- Interface dataset entries:

☆ ☆ ☆

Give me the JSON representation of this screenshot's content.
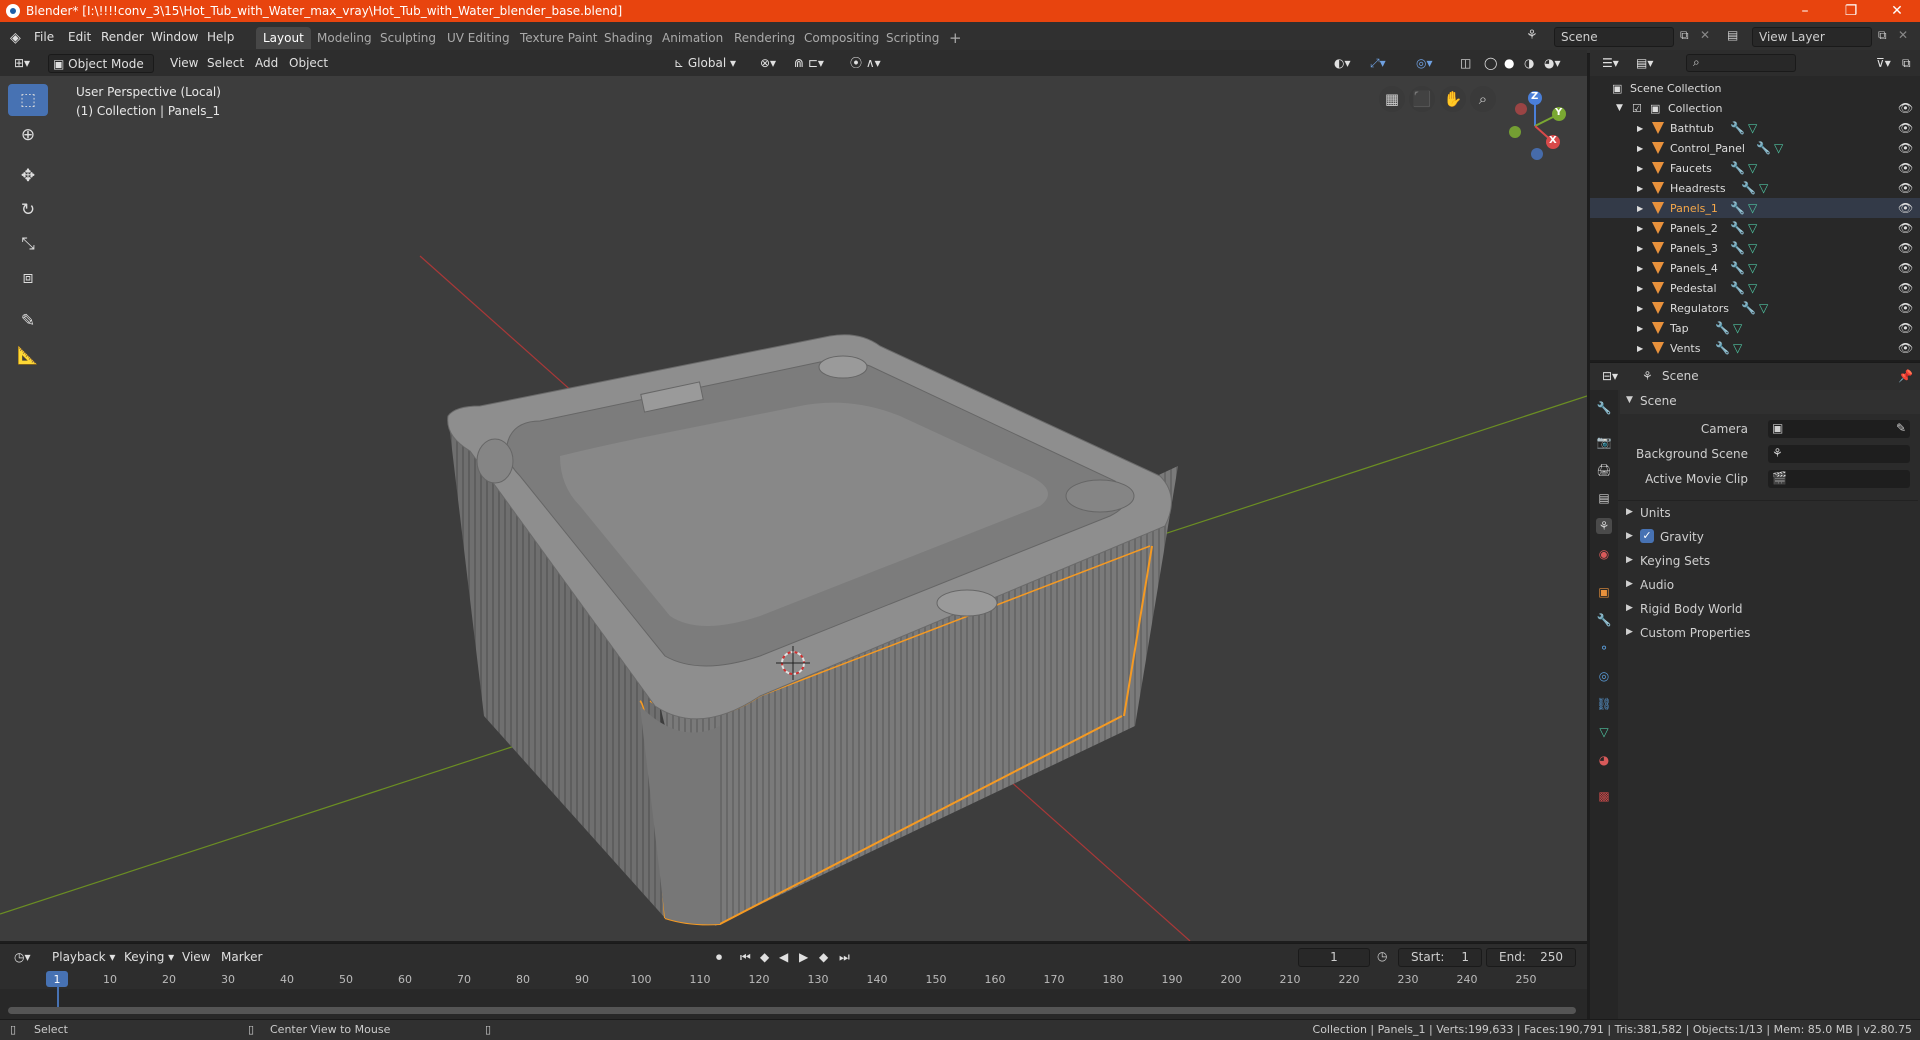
{
  "titlebar": {
    "title": "Blender* [I:\\!!!!conv_3\\15\\Hot_Tub_with_Water_max_vray\\Hot_Tub_with_Water_blender_base.blend]",
    "minimize": "–",
    "maximize": "❐",
    "close": "✕"
  },
  "menus": [
    "File",
    "Edit",
    "Render",
    "Window",
    "Help"
  ],
  "workspaces": [
    "Layout",
    "Modeling",
    "Sculpting",
    "UV Editing",
    "Texture Paint",
    "Shading",
    "Animation",
    "Rendering",
    "Compositing",
    "Scripting"
  ],
  "workspace_add": "+",
  "scene_selector": "Scene",
  "viewlayer_selector": "View Layer",
  "viewport_header": {
    "mode": "Object Mode",
    "view": "View",
    "select": "Select",
    "add": "Add",
    "object": "Object",
    "orientation": "Global"
  },
  "viewport": {
    "perspective": "User Perspective (Local)",
    "collection": "(1) Collection | Panels_1"
  },
  "gizmo": {
    "z": "Z",
    "y": "Y",
    "x": "X"
  },
  "timeline_header": {
    "playback": "Playback",
    "keying": "Keying",
    "view": "View",
    "marker": "Marker",
    "frame": "1",
    "start_label": "Start:",
    "start": "1",
    "end_label": "End:",
    "end": "250"
  },
  "timeline_ticks": [
    "1",
    "10",
    "20",
    "30",
    "40",
    "50",
    "60",
    "70",
    "80",
    "90",
    "100",
    "110",
    "120",
    "130",
    "140",
    "150",
    "160",
    "170",
    "180",
    "190",
    "200",
    "210",
    "220",
    "230",
    "240",
    "250"
  ],
  "outliner": {
    "scene_collection": "Scene Collection",
    "collection": "Collection",
    "items": [
      "Bathtub",
      "Control_Panel",
      "Faucets",
      "Headrests",
      "Panels_1",
      "Panels_2",
      "Panels_3",
      "Panels_4",
      "Pedestal",
      "Regulators",
      "Tap",
      "Vents"
    ],
    "selected": "Panels_1"
  },
  "properties": {
    "header_title": "Scene",
    "panel_title": "Scene",
    "camera_label": "Camera",
    "background_label": "Background Scene",
    "movieclip_label": "Active Movie Clip",
    "sections": [
      "Units",
      "Gravity",
      "Keying Sets",
      "Audio",
      "Rigid Body World",
      "Custom Properties"
    ]
  },
  "statusbar": {
    "select": "Select",
    "center_view": "Center View to Mouse",
    "stats": "Collection | Panels_1 | Verts:199,633 | Faces:190,791 | Tris:381,582 | Objects:1/13 | Mem: 85.0 MB | v2.80.75"
  },
  "colors": {
    "title_bar": "#e8440e",
    "accent": "#4772b3",
    "selection": "#f59a23",
    "object_icon": "#e8913c"
  }
}
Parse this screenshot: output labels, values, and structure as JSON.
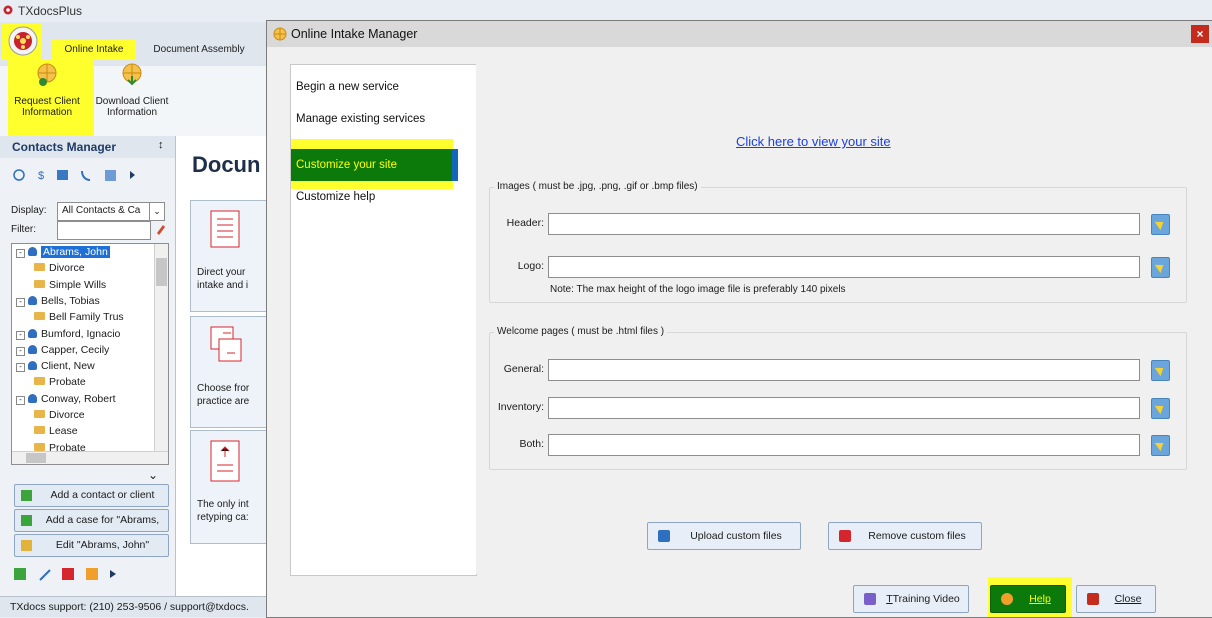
{
  "app": {
    "title": "TXdocsPlus",
    "ribbon_tabs": [
      "Online Intake",
      "Document Assembly"
    ],
    "ribbon_buttons": [
      {
        "label_line1": "Request Client",
        "label_line2": "Information"
      },
      {
        "label_line1": "Download Client",
        "label_line2": "Information"
      }
    ]
  },
  "contacts_manager": {
    "title": "Contacts Manager",
    "pin": "↕",
    "display_label": "Display:",
    "display_value": "All Contacts & Ca",
    "filter_label": "Filter:",
    "filter_value": "",
    "tree": [
      {
        "label": "Abrams, John",
        "type": "person",
        "level": 0,
        "selected": true
      },
      {
        "label": "Divorce",
        "type": "case",
        "level": 1
      },
      {
        "label": "Simple Wills",
        "type": "case",
        "level": 1
      },
      {
        "label": "Bells, Tobias",
        "type": "person",
        "level": 0
      },
      {
        "label": "Bell Family Trus",
        "type": "case",
        "level": 1
      },
      {
        "label": "Bumford, Ignacio",
        "type": "person",
        "level": 0
      },
      {
        "label": "Capper, Cecily",
        "type": "person",
        "level": 0
      },
      {
        "label": "Client, New",
        "type": "person",
        "level": 0
      },
      {
        "label": "Probate",
        "type": "case",
        "level": 1
      },
      {
        "label": "Conway, Robert",
        "type": "person",
        "level": 0
      },
      {
        "label": "Divorce",
        "type": "case",
        "level": 1
      },
      {
        "label": "Lease",
        "type": "case",
        "level": 1
      },
      {
        "label": "Probate",
        "type": "case",
        "level": 1
      }
    ],
    "buttons": {
      "add_contact": "Add a contact or client",
      "add_case": "Add a case for \"Abrams,",
      "edit": "Edit \"Abrams, John\""
    }
  },
  "documents": {
    "heading": "Docun",
    "cards": [
      {
        "line1": "Direct your",
        "line2": "intake and i"
      },
      {
        "line1": "Choose fror",
        "line2": "practice are"
      },
      {
        "line1": "The only int",
        "line2": "retyping ca:"
      }
    ]
  },
  "status_bar": {
    "text": "TXdocs support: (210) 253-9506 / support@txdocs."
  },
  "dialog": {
    "title": "Online Intake Manager",
    "close_glyph": "×",
    "nav": [
      {
        "label": "Begin a new service"
      },
      {
        "label": "Manage existing services"
      },
      {
        "label": "Customize your site",
        "active": true
      },
      {
        "label": "Customize help"
      }
    ],
    "view_site_link": "Click here to view your site",
    "images_group": {
      "title": "Images ( must be .jpg, .png, .gif or .bmp files)",
      "header_label": "Header:",
      "header_value": "",
      "logo_label": "Logo:",
      "logo_value": "",
      "note": "Note: The max height of the logo image file is preferably 140 pixels"
    },
    "welcome_group": {
      "title": "Welcome pages ( must be .html files )",
      "general_label": "General:",
      "general_value": "",
      "inventory_label": "Inventory:",
      "inventory_value": "",
      "both_label": "Both:",
      "both_value": ""
    },
    "buttons": {
      "upload": "Upload custom files",
      "remove": "Remove custom files",
      "training_video": "Training Video",
      "help": "Help",
      "close": "Close"
    }
  },
  "colors": {
    "highlight": "#ffff2e",
    "nav_active_bg": "#0b7a0b",
    "nav_active_text": "#ffff00",
    "link": "#1a3fe0",
    "close_button": "#c42b1c"
  }
}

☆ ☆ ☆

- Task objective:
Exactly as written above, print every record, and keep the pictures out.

- Solution:
Give me the JSON representation of this screenshot's content.
{
  "titlebar": {
    "title": "Blender* [I:\\!!!!conv_3\\15\\Hot_Tub_with_Water_max_vray\\Hot_Tub_with_Water_blender_base.blend]",
    "minimize": "–",
    "maximize": "❐",
    "close": "✕"
  },
  "menus": [
    "File",
    "Edit",
    "Render",
    "Window",
    "Help"
  ],
  "workspaces": [
    "Layout",
    "Modeling",
    "Sculpting",
    "UV Editing",
    "Texture Paint",
    "Shading",
    "Animation",
    "Rendering",
    "Compositing",
    "Scripting"
  ],
  "workspace_add": "+",
  "scene_selector": "Scene",
  "viewlayer_selector": "View Layer",
  "viewport_header": {
    "mode": "Object Mode",
    "view": "View",
    "select": "Select",
    "add": "Add",
    "object": "Object",
    "orientation": "Global"
  },
  "viewport": {
    "perspective": "User Perspective (Local)",
    "collection": "(1) Collection | Panels_1"
  },
  "gizmo": {
    "z": "Z",
    "y": "Y",
    "x": "X"
  },
  "timeline_header": {
    "playback": "Playback",
    "keying": "Keying",
    "view": "View",
    "marker": "Marker",
    "frame": "1",
    "start_label": "Start:",
    "start": "1",
    "end_label": "End:",
    "end": "250"
  },
  "timeline_ticks": [
    "1",
    "10",
    "20",
    "30",
    "40",
    "50",
    "60",
    "70",
    "80",
    "90",
    "100",
    "110",
    "120",
    "130",
    "140",
    "150",
    "160",
    "170",
    "180",
    "190",
    "200",
    "210",
    "220",
    "230",
    "240",
    "250"
  ],
  "outliner": {
    "scene_collection": "Scene Collection",
    "collection": "Collection",
    "items": [
      "Bathtub",
      "Control_Panel",
      "Faucets",
      "Headrests",
      "Panels_1",
      "Panels_2",
      "Panels_3",
      "Panels_4",
      "Pedestal",
      "Regulators",
      "Tap",
      "Vents"
    ],
    "selected": "Panels_1"
  },
  "properties": {
    "header_title": "Scene",
    "panel_title": "Scene",
    "camera_label": "Camera",
    "background_label": "Background Scene",
    "movieclip_label": "Active Movie Clip",
    "sections": [
      "Units",
      "Gravity",
      "Keying Sets",
      "Audio",
      "Rigid Body World",
      "Custom Properties"
    ]
  },
  "statusbar": {
    "select": "Select",
    "center_view": "Center View to Mouse",
    "stats": "Collection | Panels_1 | Verts:199,633 | Faces:190,791 | Tris:381,582 | Objects:1/13 | Mem: 85.0 MB | v2.80.75"
  },
  "colors": {
    "title_bar": "#e8440e",
    "accent": "#4772b3",
    "selection": "#f59a23",
    "object_icon": "#e8913c"
  }
}
Parse this screenshot: output labels, values, and structure as JSON.
{
  "app": {
    "title": "TXdocsPlus",
    "ribbon_tabs": [
      "Online Intake",
      "Document Assembly"
    ],
    "ribbon_buttons": [
      {
        "label_line1": "Request Client",
        "label_line2": "Information"
      },
      {
        "label_line1": "Download Client",
        "label_line2": "Information"
      }
    ]
  },
  "contacts_manager": {
    "title": "Contacts Manager",
    "pin": "↕",
    "display_label": "Display:",
    "display_value": "All Contacts & Ca",
    "filter_label": "Filter:",
    "filter_value": "",
    "tree": [
      {
        "label": "Abrams, John",
        "type": "person",
        "level": 0,
        "selected": true
      },
      {
        "label": "Divorce",
        "type": "case",
        "level": 1
      },
      {
        "label": "Simple Wills",
        "type": "case",
        "level": 1
      },
      {
        "label": "Bells, Tobias",
        "type": "person",
        "level": 0
      },
      {
        "label": "Bell Family Trus",
        "type": "case",
        "level": 1
      },
      {
        "label": "Bumford, Ignacio",
        "type": "person",
        "level": 0
      },
      {
        "label": "Capper, Cecily",
        "type": "person",
        "level": 0
      },
      {
        "label": "Client, New",
        "type": "person",
        "level": 0
      },
      {
        "label": "Probate",
        "type": "case",
        "level": 1
      },
      {
        "label": "Conway, Robert",
        "type": "person",
        "level": 0
      },
      {
        "label": "Divorce",
        "type": "case",
        "level": 1
      },
      {
        "label": "Lease",
        "type": "case",
        "level": 1
      },
      {
        "label": "Probate",
        "type": "case",
        "level": 1
      }
    ],
    "buttons": {
      "add_contact": "Add a contact or client",
      "add_case": "Add a case for \"Abrams,",
      "edit": "Edit \"Abrams, John\""
    }
  },
  "documents": {
    "heading": "Docun",
    "cards": [
      {
        "line1": "Direct your",
        "line2": "intake and i"
      },
      {
        "line1": "Choose fror",
        "line2": "practice are"
      },
      {
        "line1": "The only int",
        "line2": "retyping ca:"
      }
    ]
  },
  "status_bar": {
    "text": "TXdocs support: (210) 253-9506 / support@txdocs."
  },
  "dialog": {
    "title": "Online Intake Manager",
    "close_glyph": "×",
    "nav": [
      {
        "label": "Begin a new service"
      },
      {
        "label": "Manage existing services"
      },
      {
        "label": "Customize your site",
        "active": true
      },
      {
        "label": "Customize help"
      }
    ],
    "view_site_link": "Click here to view your site",
    "images_group": {
      "title": "Images ( must be .jpg, .png, .gif or .bmp files)",
      "header_label": "Header:",
      "header_value": "",
      "logo_label": "Logo:",
      "logo_value": "",
      "note": "Note: The max height of the logo image file is preferably 140 pixels"
    },
    "welcome_group": {
      "title": "Welcome pages ( must be .html files )",
      "general_label": "General:",
      "general_value": "",
      "inventory_label": "Inventory:",
      "inventory_value": "",
      "both_label": "Both:",
      "both_value": ""
    },
    "buttons": {
      "upload": "Upload custom files",
      "remove": "Remove custom files",
      "training_video": "Training Video",
      "help": "Help",
      "close": "Close"
    }
  },
  "colors": {
    "highlight": "#ffff2e",
    "nav_active_bg": "#0b7a0b",
    "nav_active_text": "#ffff00",
    "link": "#1a3fe0",
    "close_button": "#c42b1c"
  }
}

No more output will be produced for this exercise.